So, what is at fault here? Really? Is it really the Liverpool Care Pathway which has been implemented successfully for many thousands of people enabling them to die in comfort, and without pain, or is it lack of understanding, training and the misuse of something? And don’t get me wrong, where this tool has been used and abused, the outcome is horrific. Wrong and horrific. I do not doubt or deny that. But why is that not being challenged and dealt with? Why are we seeing, because of the failings of a few, the entire LCP abolished?
This can only be a bad thing. It IS a bad thing, and a very sad day for end of life care.
If you look deeper you will find the tweets that talk about how the last days of ‘Mum/Dad/Brother/Sister’ were kept dignified, and that they were able to pass away from this life to another without battle. Without pain. And what it meant to the patient, and to the families.
If you look deeper you will find the stories of people who were helped immensely on the LCP, families who have nothing but praise for and the staff who work tirelessly. But you have to dig deep, because at the moment the over riding theme we are seeing talked about is about ‘starving people to death’ or ‘people being dehydrated to death’.
Lets be clear here, if thats what you are reading in relation to LCP, then that IS NOT THE LIVERPOOL CARE PATHWAY BEING IMPLEMENTED PROPERLY.
Never once did I see anyone refused food or water. That is not what it is about. Whatever the media or the hype might tell you.

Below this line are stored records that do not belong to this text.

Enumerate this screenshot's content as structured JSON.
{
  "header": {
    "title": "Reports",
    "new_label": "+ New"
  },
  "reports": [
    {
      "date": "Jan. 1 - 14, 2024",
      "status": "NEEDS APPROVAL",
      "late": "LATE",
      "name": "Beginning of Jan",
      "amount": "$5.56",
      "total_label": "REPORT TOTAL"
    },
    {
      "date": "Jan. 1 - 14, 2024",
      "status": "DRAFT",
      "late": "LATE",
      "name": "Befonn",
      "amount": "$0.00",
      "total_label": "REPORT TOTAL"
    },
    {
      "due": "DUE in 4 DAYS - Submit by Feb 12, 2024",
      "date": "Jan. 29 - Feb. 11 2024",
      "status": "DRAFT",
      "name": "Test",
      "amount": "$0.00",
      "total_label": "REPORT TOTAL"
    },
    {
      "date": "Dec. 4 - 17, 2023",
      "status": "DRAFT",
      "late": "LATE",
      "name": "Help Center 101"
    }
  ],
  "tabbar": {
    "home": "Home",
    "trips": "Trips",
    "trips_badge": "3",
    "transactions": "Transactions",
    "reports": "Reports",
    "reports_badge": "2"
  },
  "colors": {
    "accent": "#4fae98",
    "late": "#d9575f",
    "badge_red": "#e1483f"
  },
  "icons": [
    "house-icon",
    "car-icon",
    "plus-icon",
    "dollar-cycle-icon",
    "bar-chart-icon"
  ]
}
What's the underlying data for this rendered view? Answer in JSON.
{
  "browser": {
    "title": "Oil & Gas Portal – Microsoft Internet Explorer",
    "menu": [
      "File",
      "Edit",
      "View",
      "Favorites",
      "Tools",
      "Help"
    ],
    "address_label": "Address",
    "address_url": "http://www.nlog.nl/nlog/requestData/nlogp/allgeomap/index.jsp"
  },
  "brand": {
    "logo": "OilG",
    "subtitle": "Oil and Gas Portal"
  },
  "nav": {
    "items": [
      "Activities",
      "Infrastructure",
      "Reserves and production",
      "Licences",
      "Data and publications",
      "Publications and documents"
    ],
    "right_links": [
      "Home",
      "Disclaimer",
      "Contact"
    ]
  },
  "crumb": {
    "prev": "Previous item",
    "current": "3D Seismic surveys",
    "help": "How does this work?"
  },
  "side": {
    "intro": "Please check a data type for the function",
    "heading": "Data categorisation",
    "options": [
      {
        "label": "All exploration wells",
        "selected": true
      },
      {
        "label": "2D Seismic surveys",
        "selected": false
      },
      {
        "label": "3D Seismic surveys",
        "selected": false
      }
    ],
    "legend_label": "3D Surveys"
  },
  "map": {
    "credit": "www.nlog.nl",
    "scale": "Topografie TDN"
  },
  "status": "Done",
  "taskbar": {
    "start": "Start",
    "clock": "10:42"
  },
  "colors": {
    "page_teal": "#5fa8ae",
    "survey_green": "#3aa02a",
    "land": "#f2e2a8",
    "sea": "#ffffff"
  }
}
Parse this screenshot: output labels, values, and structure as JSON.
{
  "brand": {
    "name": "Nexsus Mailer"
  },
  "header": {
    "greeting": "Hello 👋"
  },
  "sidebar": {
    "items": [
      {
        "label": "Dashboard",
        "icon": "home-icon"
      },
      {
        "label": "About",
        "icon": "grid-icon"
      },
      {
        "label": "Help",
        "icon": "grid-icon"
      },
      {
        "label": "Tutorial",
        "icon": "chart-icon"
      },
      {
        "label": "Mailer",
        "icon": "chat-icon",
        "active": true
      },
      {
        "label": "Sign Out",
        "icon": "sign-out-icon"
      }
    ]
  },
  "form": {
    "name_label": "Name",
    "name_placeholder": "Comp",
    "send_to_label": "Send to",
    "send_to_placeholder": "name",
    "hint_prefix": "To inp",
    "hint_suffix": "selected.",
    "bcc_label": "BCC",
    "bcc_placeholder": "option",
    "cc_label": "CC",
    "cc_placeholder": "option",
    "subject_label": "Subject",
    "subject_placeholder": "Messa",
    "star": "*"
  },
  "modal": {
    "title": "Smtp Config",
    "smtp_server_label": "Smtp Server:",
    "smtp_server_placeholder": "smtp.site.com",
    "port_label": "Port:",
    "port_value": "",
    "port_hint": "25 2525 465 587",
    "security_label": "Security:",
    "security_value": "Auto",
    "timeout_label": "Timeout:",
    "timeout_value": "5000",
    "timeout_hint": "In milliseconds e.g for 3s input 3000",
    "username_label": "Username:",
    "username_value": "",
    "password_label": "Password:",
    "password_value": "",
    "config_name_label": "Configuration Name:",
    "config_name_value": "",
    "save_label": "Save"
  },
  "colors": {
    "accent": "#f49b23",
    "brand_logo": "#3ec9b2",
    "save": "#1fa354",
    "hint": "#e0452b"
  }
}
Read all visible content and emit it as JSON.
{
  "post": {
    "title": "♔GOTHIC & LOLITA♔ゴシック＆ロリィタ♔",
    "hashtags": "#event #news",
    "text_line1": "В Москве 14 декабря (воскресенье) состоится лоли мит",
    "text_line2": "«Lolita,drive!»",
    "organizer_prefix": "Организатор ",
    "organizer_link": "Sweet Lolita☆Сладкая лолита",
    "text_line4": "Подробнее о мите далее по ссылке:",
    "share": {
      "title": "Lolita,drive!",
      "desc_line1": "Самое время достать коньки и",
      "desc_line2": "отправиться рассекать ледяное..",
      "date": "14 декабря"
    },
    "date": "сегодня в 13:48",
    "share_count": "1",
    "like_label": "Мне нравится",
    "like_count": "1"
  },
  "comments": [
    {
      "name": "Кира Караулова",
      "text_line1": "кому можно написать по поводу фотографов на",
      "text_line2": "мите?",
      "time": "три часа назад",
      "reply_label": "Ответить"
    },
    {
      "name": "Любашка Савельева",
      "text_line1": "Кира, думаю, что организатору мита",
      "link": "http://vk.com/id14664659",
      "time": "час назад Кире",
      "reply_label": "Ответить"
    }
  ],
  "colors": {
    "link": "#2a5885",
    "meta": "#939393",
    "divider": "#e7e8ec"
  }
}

What is about, and what we must must must make sure we have is guidelines in how to ensure that those who are dying, who are already at the point of no treatment (LCP is also not about refusing treatment, it is something implemented once that decision has already been made), have the right to die well.
We have midwives and processes to bring babies into the world.
We must have processes and people dedicated to ensuring people pass out of this world well too.
I’ve read some damning comments today. Please do not tar us all with the same brush. There are many compassionate people out there working day in and day out to make a difference to the the most very vulnerable, the dying.
Another image has entered my mind today whilst thinking/talking/reading about the LCP.
Its of my dear dear Gran.
I remember cradling her for hours on end, one night, in the hospital, the night after she had been told she was dying. That there was no more treatment left, and that it would be days, not weeks. I sat with her all night, in a ward, in a hospital bed as she shook and screamed in pain. As she cried in delirium because her body was torturing her. I cried as she cried in pain, and prayed for it to end. For the pain to end. Eventually she was given enough pain relief to stop her screaming. But we could not touch her, because her whole body was consumed by it. Even to gently stroke her hand, in her sleep she would wince. 12 hrs later, the Liverpool Care Pathway was commenced. After much debate as to whether or not she could be moved, she was transferred to the nursing home that had been her home for 7 years. And on the LCP she remained.
For the few weeks that she clung on, with the LCP in place, she was able to be made comfortable. She was given water when she needed it. She was given food when she could take it, but she was equally not forced when she could not. She was not subjected to endless blood pressure checks, blood tests, Dr’s coming round for ‘this and that’, endless routine tests to see what else could be done. She was allowed to rest, and get to the point of being totally pain free, so we could sit with her, hold her hands, laugh and reminisce with her in her moments of awakeness. It meant we could spend some precious time with her at peace, instead of seeing her screaming out in pain.
That is what the Liverpool Care Pathway ensured. How can that be wrong?
Please please remember her and the many people who have passed away, pain free and in dignity because of the implementation of the LCP before you rush to criticise it too heavily. And the staff who work so hard and compassionately to make sure it can happen that way.